=== TASK STATEMENT ===
Determine how many lines in the records hold "name", then give that number by itself.

-=-=-=-=-

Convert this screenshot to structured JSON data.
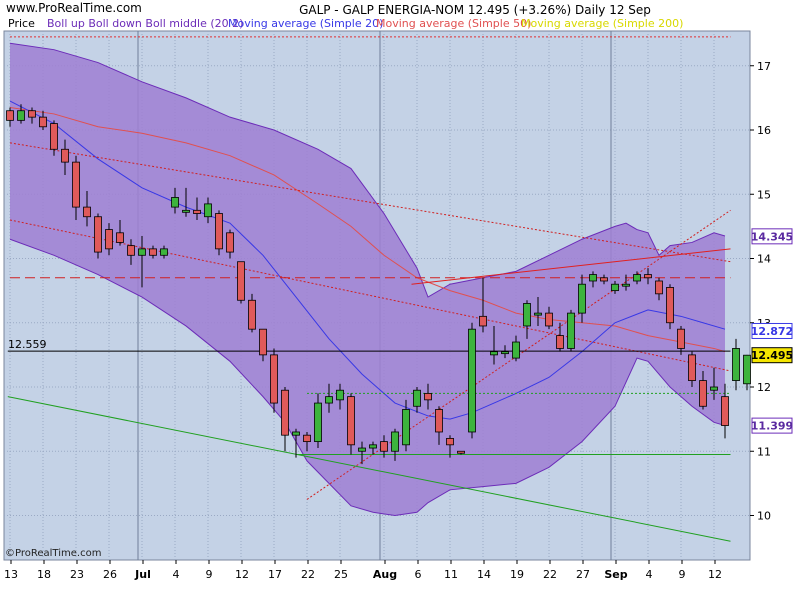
{
  "header": {
    "site_url": "www.ProRealTime.com",
    "title": "GALP - GALP ENERGIA-NOM     12.495 (+3.26%)    Daily  12 Sep",
    "footer_brand": "©ProRealTime.com"
  },
  "colors": {
    "background": "#ffffff",
    "plot_bg": "#c4d2e6",
    "grid": "#9aa9c4",
    "boll_fill": "#9f7fd2",
    "boll_line": "#6c2cb8",
    "sma20": "#3838e6",
    "sma50": "#e05050",
    "sma200": "#d8d800",
    "candle_up": "#3db43d",
    "candle_down": "#e05a5a",
    "candle_edge": "#000000"
  },
  "chart_data": {
    "type": "candlestick",
    "title": "GALP - GALP ENERGIA-NOM 12.495 (+3.26%) Daily 12 Sep",
    "instrument": "GALP - GALP ENERGIA-NOM",
    "last_price": 12.495,
    "change_pct": "+3.26%",
    "period": "Daily",
    "date": "12 Sep",
    "ylim": [
      9.4,
      17.8
    ],
    "y_ticks": [
      "10",
      "11",
      "12",
      "13",
      "14",
      "15",
      "16",
      "17"
    ],
    "grid": true,
    "legend_position": "top-left",
    "legend": [
      {
        "label": "Price",
        "color": "#000000"
      },
      {
        "label": "Boll up Boll down Boll middle (20 2)",
        "color": "#6c2cb8"
      },
      {
        "label": "Moving average (Simple 20)",
        "color": "#3838e6"
      },
      {
        "label": "Moving average (Simple 50)",
        "color": "#e05050"
      },
      {
        "label": "Moving average (Simple 200)",
        "color": "#d8d800"
      }
    ],
    "x_tick_labels": [
      {
        "i": 0,
        "label": "13",
        "bold": false
      },
      {
        "i": 3,
        "label": "18",
        "bold": false
      },
      {
        "i": 6,
        "label": "23",
        "bold": false
      },
      {
        "i": 9,
        "label": "26",
        "bold": false
      },
      {
        "i": 12,
        "label": "Jul",
        "bold": true
      },
      {
        "i": 15,
        "label": "4",
        "bold": false
      },
      {
        "i": 18,
        "label": "9",
        "bold": false
      },
      {
        "i": 21,
        "label": "12",
        "bold": false
      },
      {
        "i": 24,
        "label": "17",
        "bold": false
      },
      {
        "i": 27,
        "label": "22",
        "bold": false
      },
      {
        "i": 30,
        "label": "25",
        "bold": false
      },
      {
        "i": 34,
        "label": "Aug",
        "bold": true
      },
      {
        "i": 37,
        "label": "6",
        "bold": false
      },
      {
        "i": 40,
        "label": "11",
        "bold": false
      },
      {
        "i": 43,
        "label": "14",
        "bold": false
      },
      {
        "i": 46,
        "label": "19",
        "bold": false
      },
      {
        "i": 49,
        "label": "22",
        "bold": false
      },
      {
        "i": 52,
        "label": "27",
        "bold": false
      },
      {
        "i": 55,
        "label": "Sep",
        "bold": true
      },
      {
        "i": 58,
        "label": "4",
        "bold": false
      },
      {
        "i": 61,
        "label": "9",
        "bold": false
      },
      {
        "i": 64,
        "label": "12",
        "bold": false
      }
    ],
    "month_separators": [
      12,
      34,
      55
    ],
    "candles": [
      {
        "o": 16.3,
        "h": 16.35,
        "l": 16.05,
        "c": 16.15
      },
      {
        "o": 16.15,
        "h": 16.4,
        "l": 16.1,
        "c": 16.3
      },
      {
        "o": 16.3,
        "h": 16.35,
        "l": 16.1,
        "c": 16.2
      },
      {
        "o": 16.2,
        "h": 16.3,
        "l": 16.0,
        "c": 16.05
      },
      {
        "o": 16.1,
        "h": 16.15,
        "l": 15.6,
        "c": 15.7
      },
      {
        "o": 15.7,
        "h": 15.85,
        "l": 15.3,
        "c": 15.5
      },
      {
        "o": 15.5,
        "h": 15.6,
        "l": 14.6,
        "c": 14.8
      },
      {
        "o": 14.8,
        "h": 15.05,
        "l": 14.5,
        "c": 14.65
      },
      {
        "o": 14.65,
        "h": 14.7,
        "l": 14.0,
        "c": 14.1
      },
      {
        "o": 14.45,
        "h": 14.55,
        "l": 14.05,
        "c": 14.15
      },
      {
        "o": 14.4,
        "h": 14.6,
        "l": 14.2,
        "c": 14.25
      },
      {
        "o": 14.2,
        "h": 14.3,
        "l": 13.9,
        "c": 14.05
      },
      {
        "o": 14.05,
        "h": 14.35,
        "l": 13.55,
        "c": 14.15
      },
      {
        "o": 14.15,
        "h": 14.2,
        "l": 14.0,
        "c": 14.05
      },
      {
        "o": 14.05,
        "h": 14.2,
        "l": 14.0,
        "c": 14.15
      },
      {
        "o": 14.8,
        "h": 15.1,
        "l": 14.7,
        "c": 14.95
      },
      {
        "o": 14.75,
        "h": 15.1,
        "l": 14.65,
        "c": 14.75
      },
      {
        "o": 14.75,
        "h": 14.95,
        "l": 14.6,
        "c": 14.7
      },
      {
        "o": 14.65,
        "h": 14.95,
        "l": 14.55,
        "c": 14.85
      },
      {
        "o": 14.7,
        "h": 14.75,
        "l": 14.05,
        "c": 14.15
      },
      {
        "o": 14.4,
        "h": 14.45,
        "l": 14.0,
        "c": 14.1
      },
      {
        "o": 13.95,
        "h": 13.95,
        "l": 13.3,
        "c": 13.35
      },
      {
        "o": 13.35,
        "h": 13.45,
        "l": 12.85,
        "c": 12.9
      },
      {
        "o": 12.9,
        "h": 12.9,
        "l": 12.4,
        "c": 12.5
      },
      {
        "o": 12.5,
        "h": 12.6,
        "l": 11.6,
        "c": 11.75
      },
      {
        "o": 11.95,
        "h": 12.0,
        "l": 11.0,
        "c": 11.25
      },
      {
        "o": 11.25,
        "h": 11.35,
        "l": 10.9,
        "c": 11.3
      },
      {
        "o": 11.25,
        "h": 11.3,
        "l": 11.0,
        "c": 11.15
      },
      {
        "o": 11.15,
        "h": 11.9,
        "l": 11.05,
        "c": 11.75
      },
      {
        "o": 11.75,
        "h": 12.05,
        "l": 11.6,
        "c": 11.85
      },
      {
        "o": 11.8,
        "h": 12.05,
        "l": 11.65,
        "c": 11.95
      },
      {
        "o": 11.85,
        "h": 11.9,
        "l": 10.95,
        "c": 11.1
      },
      {
        "o": 11.0,
        "h": 11.15,
        "l": 10.8,
        "c": 11.05
      },
      {
        "o": 11.05,
        "h": 11.15,
        "l": 10.95,
        "c": 11.1
      },
      {
        "o": 11.15,
        "h": 11.25,
        "l": 10.9,
        "c": 11.0
      },
      {
        "o": 11.0,
        "h": 11.35,
        "l": 10.85,
        "c": 11.3
      },
      {
        "o": 11.1,
        "h": 11.8,
        "l": 11.0,
        "c": 11.65
      },
      {
        "o": 11.7,
        "h": 12.0,
        "l": 11.6,
        "c": 11.95
      },
      {
        "o": 11.9,
        "h": 12.05,
        "l": 11.65,
        "c": 11.8
      },
      {
        "o": 11.65,
        "h": 11.7,
        "l": 11.1,
        "c": 11.3
      },
      {
        "o": 11.2,
        "h": 11.25,
        "l": 10.9,
        "c": 11.1
      },
      {
        "o": 11.0,
        "h": 11.0,
        "l": 10.95,
        "c": 10.98
      },
      {
        "o": 11.3,
        "h": 13.0,
        "l": 11.2,
        "c": 12.9
      },
      {
        "o": 13.1,
        "h": 13.7,
        "l": 12.85,
        "c": 12.95
      },
      {
        "o": 12.5,
        "h": 12.95,
        "l": 12.35,
        "c": 12.55
      },
      {
        "o": 12.55,
        "h": 12.65,
        "l": 12.45,
        "c": 12.55
      },
      {
        "o": 12.45,
        "h": 12.8,
        "l": 12.4,
        "c": 12.7
      },
      {
        "o": 12.95,
        "h": 13.35,
        "l": 12.75,
        "c": 13.3
      },
      {
        "o": 13.15,
        "h": 13.4,
        "l": 12.95,
        "c": 13.15
      },
      {
        "o": 13.15,
        "h": 13.25,
        "l": 12.9,
        "c": 12.95
      },
      {
        "o": 12.8,
        "h": 13.0,
        "l": 12.55,
        "c": 12.6
      },
      {
        "o": 12.6,
        "h": 13.2,
        "l": 12.55,
        "c": 13.15
      },
      {
        "o": 13.15,
        "h": 13.75,
        "l": 13.0,
        "c": 13.6
      },
      {
        "o": 13.65,
        "h": 13.8,
        "l": 13.55,
        "c": 13.75
      },
      {
        "o": 13.7,
        "h": 13.75,
        "l": 13.6,
        "c": 13.65
      },
      {
        "o": 13.5,
        "h": 13.65,
        "l": 13.45,
        "c": 13.6
      },
      {
        "o": 13.6,
        "h": 13.75,
        "l": 13.5,
        "c": 13.6
      },
      {
        "o": 13.65,
        "h": 13.8,
        "l": 13.6,
        "c": 13.75
      },
      {
        "o": 13.75,
        "h": 13.85,
        "l": 13.6,
        "c": 13.7
      },
      {
        "o": 13.65,
        "h": 13.7,
        "l": 13.35,
        "c": 13.45
      },
      {
        "o": 13.55,
        "h": 13.6,
        "l": 12.9,
        "c": 13.0
      },
      {
        "o": 12.9,
        "h": 12.95,
        "l": 12.5,
        "c": 12.6
      },
      {
        "o": 12.5,
        "h": 12.55,
        "l": 12.0,
        "c": 12.1
      },
      {
        "o": 12.1,
        "h": 12.25,
        "l": 11.65,
        "c": 11.7
      },
      {
        "o": 11.95,
        "h": 12.3,
        "l": 11.8,
        "c": 12.0
      },
      {
        "o": 11.85,
        "h": 12.05,
        "l": 11.2,
        "c": 11.4
      },
      {
        "o": 12.1,
        "h": 12.75,
        "l": 11.95,
        "c": 12.6
      },
      {
        "o": 12.05,
        "h": 12.5,
        "l": 11.95,
        "c": 12.495
      }
    ],
    "bollinger_upper": [
      [
        0,
        17.35
      ],
      [
        4,
        17.25
      ],
      [
        8,
        17.05
      ],
      [
        12,
        16.75
      ],
      [
        16,
        16.5
      ],
      [
        20,
        16.2
      ],
      [
        24,
        16.0
      ],
      [
        28,
        15.7
      ],
      [
        31,
        15.4
      ],
      [
        34,
        14.7
      ],
      [
        37,
        13.85
      ],
      [
        38,
        13.4
      ],
      [
        40,
        13.6
      ],
      [
        43,
        13.7
      ],
      [
        46,
        13.8
      ],
      [
        49,
        14.05
      ],
      [
        52,
        14.3
      ],
      [
        55,
        14.5
      ],
      [
        56,
        14.55
      ],
      [
        57,
        14.45
      ],
      [
        58,
        14.4
      ],
      [
        59,
        14.05
      ],
      [
        60,
        14.2
      ],
      [
        62,
        14.25
      ],
      [
        64,
        14.4
      ],
      [
        65,
        14.35
      ]
    ],
    "bollinger_lower": [
      [
        0,
        14.3
      ],
      [
        4,
        14.05
      ],
      [
        8,
        13.75
      ],
      [
        12,
        13.4
      ],
      [
        16,
        12.95
      ],
      [
        20,
        12.4
      ],
      [
        23,
        11.85
      ],
      [
        25,
        11.45
      ],
      [
        27,
        10.85
      ],
      [
        29,
        10.5
      ],
      [
        31,
        10.15
      ],
      [
        33,
        10.05
      ],
      [
        35,
        10.0
      ],
      [
        37,
        10.05
      ],
      [
        38,
        10.2
      ],
      [
        40,
        10.4
      ],
      [
        43,
        10.45
      ],
      [
        46,
        10.5
      ],
      [
        49,
        10.75
      ],
      [
        52,
        11.15
      ],
      [
        55,
        11.7
      ],
      [
        57,
        12.45
      ],
      [
        58,
        12.4
      ],
      [
        60,
        12.0
      ],
      [
        62,
        11.7
      ],
      [
        64,
        11.45
      ],
      [
        65,
        11.4
      ]
    ],
    "sma20": [
      [
        0,
        16.45
      ],
      [
        4,
        16.1
      ],
      [
        8,
        15.55
      ],
      [
        12,
        15.1
      ],
      [
        16,
        14.8
      ],
      [
        20,
        14.55
      ],
      [
        23,
        14.05
      ],
      [
        26,
        13.4
      ],
      [
        29,
        12.75
      ],
      [
        32,
        12.2
      ],
      [
        35,
        11.75
      ],
      [
        38,
        11.55
      ],
      [
        40,
        11.5
      ],
      [
        42,
        11.6
      ],
      [
        44,
        11.75
      ],
      [
        46,
        11.9
      ],
      [
        49,
        12.15
      ],
      [
        52,
        12.55
      ],
      [
        55,
        13.0
      ],
      [
        58,
        13.2
      ],
      [
        61,
        13.1
      ],
      [
        63,
        13.0
      ],
      [
        65,
        12.9
      ]
    ],
    "sma50": [
      [
        0,
        16.35
      ],
      [
        4,
        16.25
      ],
      [
        8,
        16.05
      ],
      [
        12,
        15.95
      ],
      [
        16,
        15.8
      ],
      [
        20,
        15.6
      ],
      [
        24,
        15.3
      ],
      [
        28,
        14.85
      ],
      [
        31,
        14.5
      ],
      [
        34,
        14.05
      ],
      [
        37,
        13.7
      ],
      [
        40,
        13.5
      ],
      [
        43,
        13.35
      ],
      [
        46,
        13.15
      ],
      [
        49,
        13.05
      ],
      [
        52,
        13.0
      ],
      [
        55,
        12.95
      ],
      [
        58,
        12.8
      ],
      [
        61,
        12.7
      ],
      [
        64,
        12.6
      ],
      [
        65,
        12.55
      ]
    ],
    "trendlines": [
      {
        "name": "resistance-upper-dotted",
        "color": "#e03030",
        "dash": "2,2",
        "from": [
          0,
          17.45
        ],
        "to": [
          65.5,
          17.45
        ]
      },
      {
        "name": "downtrend-dotted-1",
        "color": "#d02020",
        "dash": "2,2",
        "from": [
          0,
          15.8
        ],
        "to": [
          65.5,
          13.95
        ]
      },
      {
        "name": "downtrend-dotted-2",
        "color": "#d02020",
        "dash": "2,2",
        "from": [
          0,
          14.6
        ],
        "to": [
          65.5,
          12.25
        ]
      },
      {
        "name": "support-level-dashed",
        "color": "#d02020",
        "dash": "10,5",
        "from": [
          0,
          13.7
        ],
        "to": [
          65.5,
          13.7
        ]
      },
      {
        "name": "rising-resistance-solid",
        "color": "#e02020",
        "dash": "",
        "from": [
          36.5,
          13.6
        ],
        "to": [
          65.5,
          14.15
        ]
      },
      {
        "name": "rising-support-dotted",
        "color": "#d02020",
        "dash": "2,2",
        "from": [
          27,
          10.25
        ],
        "to": [
          65.5,
          14.75
        ]
      },
      {
        "name": "long-support-green",
        "color": "#20a020",
        "dash": "",
        "from": [
          -0.2,
          11.85
        ],
        "to": [
          65.5,
          9.6
        ]
      },
      {
        "name": "horizontal-green",
        "color": "#20a020",
        "dash": "",
        "from": [
          26,
          10.95
        ],
        "to": [
          65.5,
          10.95
        ]
      },
      {
        "name": "horizontal-green-dotted",
        "color": "#20a020",
        "dash": "2,2",
        "from": [
          27,
          11.9
        ],
        "to": [
          65.5,
          11.9
        ]
      },
      {
        "name": "reference-line-black",
        "color": "#000000",
        "dash": "",
        "from": [
          -0.2,
          12.559
        ],
        "to": [
          65.5,
          12.559
        ]
      }
    ],
    "annotations": [
      {
        "label": "12.559",
        "value": 12.559,
        "side": "left",
        "color": "#000000"
      }
    ],
    "price_tags": [
      {
        "label": "14.345",
        "value": 14.345,
        "fill": "#ffffff",
        "stroke": "#6c2cb8",
        "text": "#5a2aa0"
      },
      {
        "label": "12.872",
        "value": 12.872,
        "fill": "#ffffff",
        "stroke": "#3838e6",
        "text": "#3838e6"
      },
      {
        "label": "12.495",
        "value": 12.495,
        "fill": "#f5e600",
        "stroke": "#000000",
        "text": "#000000"
      },
      {
        "label": "11.399",
        "value": 11.399,
        "fill": "#ffffff",
        "stroke": "#6c2cb8",
        "text": "#5a2aa0"
      }
    ]
  }
}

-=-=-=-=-

=== RESULT OF THE TASK ===
10